The Columbia Albums Collection - Blue Oyster Cult (Sony)
If you're going to do a box set, do it properly. And so they have with this 17 album/one DVD set by the original sci-fi schlock cock rockers, Blue Oyster Cult.
If you're expecting a gushingly breathless review you'll be mostly rewarded. You see, BOC transcend the boundaries between hard rock, metal, pop rock and straight-up rock and roll, pushing into AOR territory while maintaining an air of mystery throughout. "Harvester of Eyes"? How good a song title is that? "You'll soon be married and you'll want to know where winds come from?" Can't match lyrics like that. If it was good enough for Radio Birdman to suck up early '70s BOC as an influence, it's alright for you to do the same - even retrospectively if you're coming to this party belatedly. Because, make no mistake, the Cult was most certainly as much an influence on the Radios as the Stooges or the MC5. Deniz didn't just cop an album title and a love of red and black colour schemes.
And BOC lives on. Their last new album was 12 years ago but they're a going concern in the live arena. There might be only two old-time members on board these days (that'd be Eric Bloom and Buck Dharma) but they sure as shit still deliver the goods live, if the sheen is a touch shiny. As you'll find out, Australia, if you turn out to the 2013 Dig It Up Invitational or BOC sideshows. But let's get back on track and jump inside that box set…
"The Columbia Albums Collection" is just that, compiled with re-mastered and/or expanded versions of the records in reproduction cardboard sleeves. There's a download code for four more live albums, plus two CDs full of rarities and broadcast gems. Are the made-over versions of the original albums worth the outlay if you have them on LP or CD? Well, probably. "Tyranny and Mutation" was the first course I tucked into from this feast and it comes with a big fat serving of extra presence with a load of aural nuances shining through. Upsize me, indeed.
Even the latter-day stuff (like the synth-heavy "Club Ninja") grows an extra leg when subjected to a bit of mastering magic. My personal take is that BOC got a little ponderous as had some hits and shed members, but you can cut them some slack after the first three studio records. They're so good they make up for the live cover of "Born To Be Wild" and "Kick Out The Jams" (sub-par because it's the sanitised version) on "Some Enchanted Evening". Which, by the way, is presented here in its expanded form, and doesn't feel so much like a hastily dashed-off market satisfier.
The four live shows via download card are a revelation. The purist in me would have preferred a lossless format rather than MP3s but if you can live with that, these broadcasts crackle with energy and include some rarely-heard songs. The DVD is the already-issued companion to the expanded version of "Some Enchanted Evening". It was supposedly not intended for commercial release and suffers frrom the '70s excesses of most concert films of that time (badly lit/framed shots, corny overlays) but it is what it is so live with it.
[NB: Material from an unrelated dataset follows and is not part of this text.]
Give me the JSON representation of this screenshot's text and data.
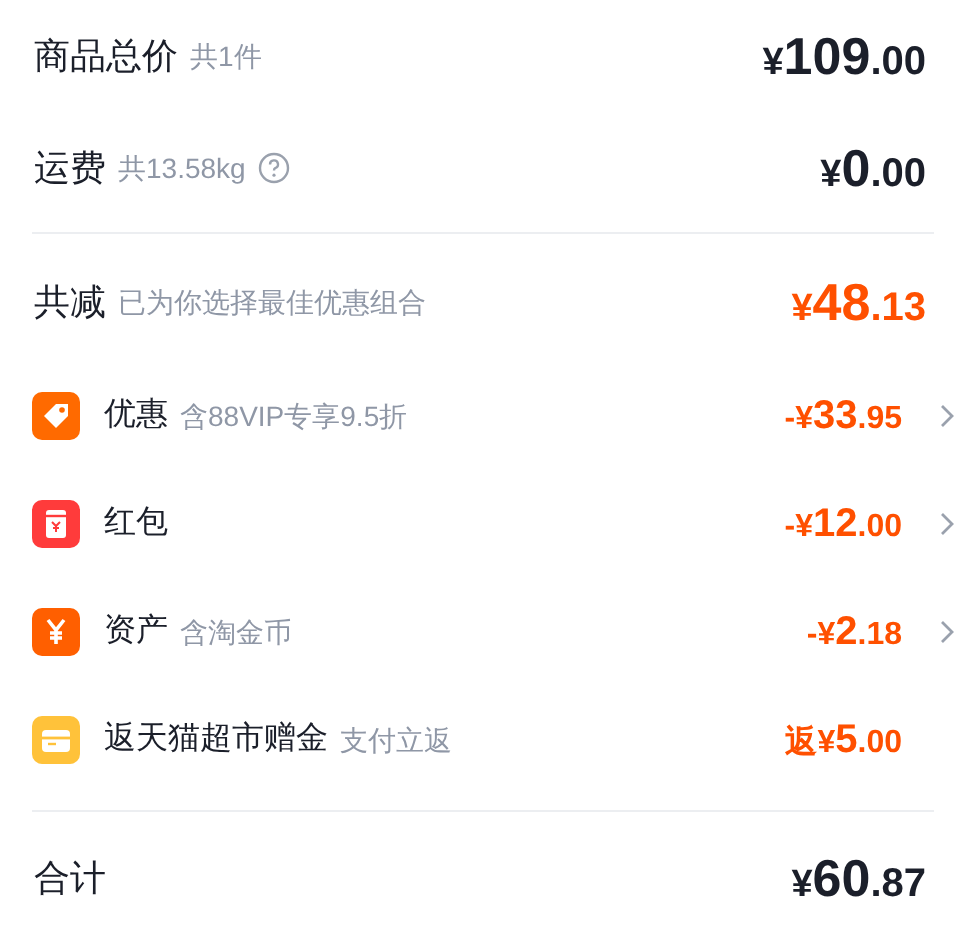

Real fans will want to know about the "Rarities" and live disc (cutely titled "Radios Appear".) The latter is a selkection from the four download shows so apart from being lossless, it's a touch redundant. The "Rarities" disc, on the other hand, is killer. There's a four-track live EP that eclipses most elkse, some discarded movie soundtrack cuits and two 1969 demos. Nineteen tracks in all.
Time flies. It's the last days of March and I've deliberately avoided mentioning the two albums that spawned BOC's two best-known cuts, "Agents of Fortune" ("Don't Fear The Reaper") and "Fire of Unknown Origin" ("Burning For You".) Why? Because I'm perverse. The former CD has extra tracks while the latter (and more mainstream) one has been re-mastered to sound much chunkier in the bottom end.
If there's a criticism, the 40-something booklet inside is a bit light-on for content. Apart from a hyperbole-laden Lenny Kaye essay and some photos, the bulk of it is album credits writ large (the ones on the back of the reproduction album covers are too tiny to read.) The box set cover also looks like it took five minutes to design. If these are the biggest bugbears I can whinge about, the compilers are doing well.